_PROBLEM TO SOLVE:_ What follows is a set of records. Copy them exactly and leave out the images.

Items from an interface collection
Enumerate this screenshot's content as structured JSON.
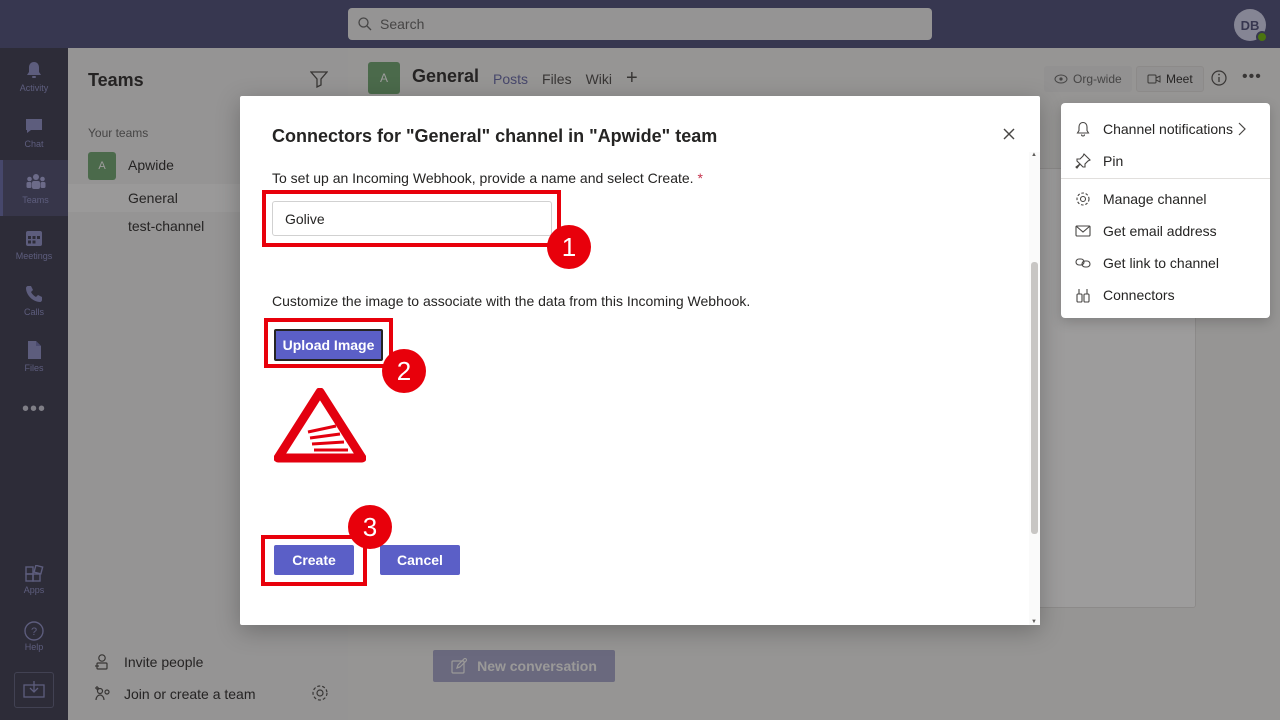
{
  "topbar": {
    "search_placeholder": "Search",
    "avatar_initials": "DB"
  },
  "rail": {
    "items": [
      {
        "label": "Activity",
        "icon": "bell-icon"
      },
      {
        "label": "Chat",
        "icon": "chat-icon"
      },
      {
        "label": "Teams",
        "icon": "teams-icon"
      },
      {
        "label": "Meetings",
        "icon": "calendar-icon"
      },
      {
        "label": "Calls",
        "icon": "phone-icon"
      },
      {
        "label": "Files",
        "icon": "file-icon"
      }
    ],
    "more": "•••",
    "bottom": [
      {
        "label": "Apps",
        "icon": "apps-icon"
      },
      {
        "label": "Help",
        "icon": "help-icon"
      }
    ]
  },
  "teams_panel": {
    "title": "Teams",
    "section": "Your teams",
    "team": {
      "initial": "A",
      "name": "Apwide"
    },
    "channels": [
      "General",
      "test-channel"
    ],
    "invite": "Invite people",
    "join": "Join or create a team"
  },
  "channel": {
    "initial": "A",
    "name": "General",
    "tabs": [
      "Posts",
      "Files",
      "Wiki",
      "+"
    ],
    "org_wide": "Org-wide",
    "meet": "Meet",
    "more": "•••",
    "new_conversation": "New conversation"
  },
  "menu": {
    "items": [
      {
        "label": "Channel notifications",
        "icon": "bell-icon"
      },
      {
        "label": "Pin",
        "icon": "pin-icon"
      },
      {
        "label": "Manage channel",
        "icon": "gear-icon"
      },
      {
        "label": "Get email address",
        "icon": "mail-icon"
      },
      {
        "label": "Get link to channel",
        "icon": "link-icon"
      },
      {
        "label": "Connectors",
        "icon": "connectors-icon"
      }
    ]
  },
  "dialog": {
    "title": "Connectors for \"General\" channel in \"Apwide\" team",
    "name_label": "To set up an Incoming Webhook, provide a name and select Create.",
    "required_mark": "*",
    "name_value": "Golive",
    "image_label": "Customize the image to associate with the data from this Incoming Webhook.",
    "upload_label": "Upload Image",
    "create_label": "Create",
    "cancel_label": "Cancel"
  },
  "annotations": [
    "1",
    "2",
    "3"
  ],
  "colors": {
    "brand": "#6264a7",
    "highlight": "#e8000b",
    "button": "#5b5fc7",
    "topbar": "#464775"
  }
}
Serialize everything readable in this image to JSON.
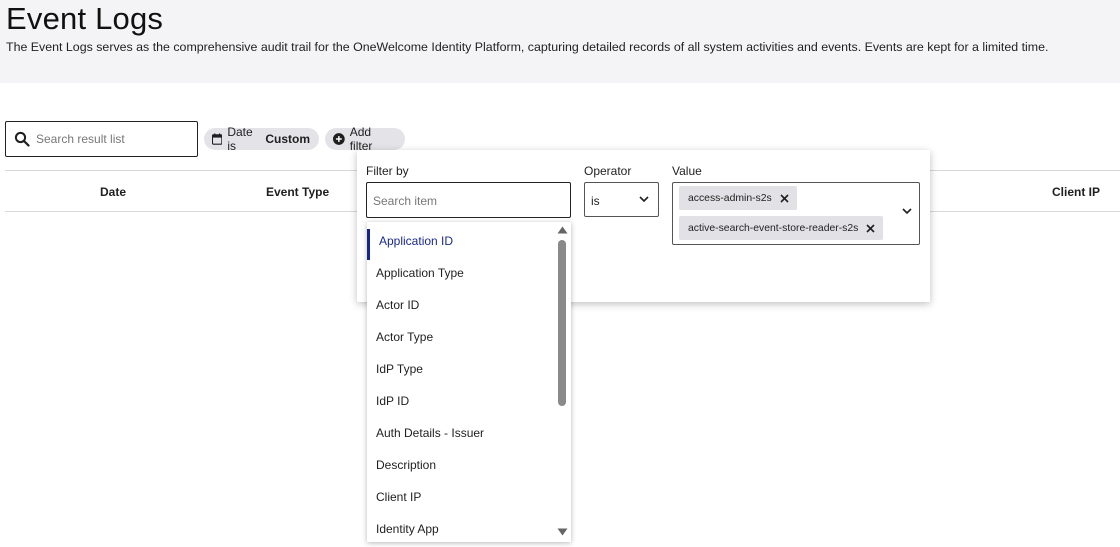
{
  "header": {
    "title": "Event Logs",
    "description": "The Event Logs serves as the comprehensive audit trail for the OneWelcome Identity Platform, capturing detailed records of all system activities and events. Events are kept for a limited time."
  },
  "toolbar": {
    "search_placeholder": "Search result list",
    "date_chip_prefix": "Date is",
    "date_chip_value": "Custom",
    "add_filter_label": "Add filter"
  },
  "table": {
    "columns": [
      "Date",
      "Event Type",
      "Client IP"
    ]
  },
  "filter_panel": {
    "filter_by_label": "Filter by",
    "search_item_placeholder": "Search item",
    "operator_label": "Operator",
    "operator_value": "is",
    "value_label": "Value",
    "value_tags": [
      "access-admin-s2s",
      "active-search-event-store-reader-s2s"
    ]
  },
  "dropdown": {
    "items": [
      "Application ID",
      "Application Type",
      "Actor ID",
      "Actor Type",
      "IdP Type",
      "IdP ID",
      "Auth Details - Issuer",
      "Description",
      "Client IP",
      "Identity App"
    ],
    "active_index": 0
  },
  "colors": {
    "accent": "#15248a",
    "chip_bg": "#e4e4e8",
    "header_bg": "#f4f4f6"
  }
}
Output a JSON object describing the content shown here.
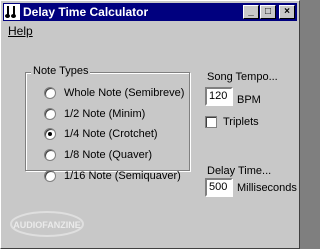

_WRITTEN REPLY:_
Enumerate this screenshot's content as structured JSON.
{
  "topbar": {
    "search_placeholder": "Search",
    "avatar_initials": "DB"
  },
  "rail": {
    "items": [
      {
        "label": "Activity",
        "icon": "bell-icon"
      },
      {
        "label": "Chat",
        "icon": "chat-icon"
      },
      {
        "label": "Teams",
        "icon": "teams-icon"
      },
      {
        "label": "Meetings",
        "icon": "calendar-icon"
      },
      {
        "label": "Calls",
        "icon": "phone-icon"
      },
      {
        "label": "Files",
        "icon": "file-icon"
      }
    ],
    "more": "•••",
    "bottom": [
      {
        "label": "Apps",
        "icon": "apps-icon"
      },
      {
        "label": "Help",
        "icon": "help-icon"
      }
    ]
  },
  "teams_panel": {
    "title": "Teams",
    "section": "Your teams",
    "team": {
      "initial": "A",
      "name": "Apwide"
    },
    "channels": [
      "General",
      "test-channel"
    ],
    "invite": "Invite people",
    "join": "Join or create a team"
  },
  "channel": {
    "initial": "A",
    "name": "General",
    "tabs": [
      "Posts",
      "Files",
      "Wiki",
      "+"
    ],
    "org_wide": "Org-wide",
    "meet": "Meet",
    "more": "•••",
    "new_conversation": "New conversation"
  },
  "menu": {
    "items": [
      {
        "label": "Channel notifications",
        "icon": "bell-icon"
      },
      {
        "label": "Pin",
        "icon": "pin-icon"
      },
      {
        "label": "Manage channel",
        "icon": "gear-icon"
      },
      {
        "label": "Get email address",
        "icon": "mail-icon"
      },
      {
        "label": "Get link to channel",
        "icon": "link-icon"
      },
      {
        "label": "Connectors",
        "icon": "connectors-icon"
      }
    ]
  },
  "dialog": {
    "title": "Connectors for \"General\" channel in \"Apwide\" team",
    "name_label": "To set up an Incoming Webhook, provide a name and select Create.",
    "required_mark": "*",
    "name_value": "Golive",
    "image_label": "Customize the image to associate with the data from this Incoming Webhook.",
    "upload_label": "Upload Image",
    "create_label": "Create",
    "cancel_label": "Cancel"
  },
  "annotations": [
    "1",
    "2",
    "3"
  ],
  "colors": {
    "brand": "#6264a7",
    "highlight": "#e8000b",
    "button": "#5b5fc7",
    "topbar": "#464775"
  }
}
Serialize everything readable in this image to JSON.
{
  "header": {
    "title": "Event Logs",
    "description": "The Event Logs serves as the comprehensive audit trail for the OneWelcome Identity Platform, capturing detailed records of all system activities and events. Events are kept for a limited time."
  },
  "toolbar": {
    "search_placeholder": "Search result list",
    "date_chip_prefix": "Date is",
    "date_chip_value": "Custom",
    "add_filter_label": "Add filter"
  },
  "table": {
    "columns": [
      "Date",
      "Event Type",
      "Client IP"
    ]
  },
  "filter_panel": {
    "filter_by_label": "Filter by",
    "search_item_placeholder": "Search item",
    "operator_label": "Operator",
    "operator_value": "is",
    "value_label": "Value",
    "value_tags": [
      "access-admin-s2s",
      "active-search-event-store-reader-s2s"
    ]
  },
  "dropdown": {
    "items": [
      "Application ID",
      "Application Type",
      "Actor ID",
      "Actor Type",
      "IdP Type",
      "IdP ID",
      "Auth Details - Issuer",
      "Description",
      "Client IP",
      "Identity App"
    ],
    "active_index": 0
  },
  "colors": {
    "accent": "#15248a",
    "chip_bg": "#e4e4e8",
    "header_bg": "#f4f4f6"
  }
}
Output a JSON object describing the content shown here.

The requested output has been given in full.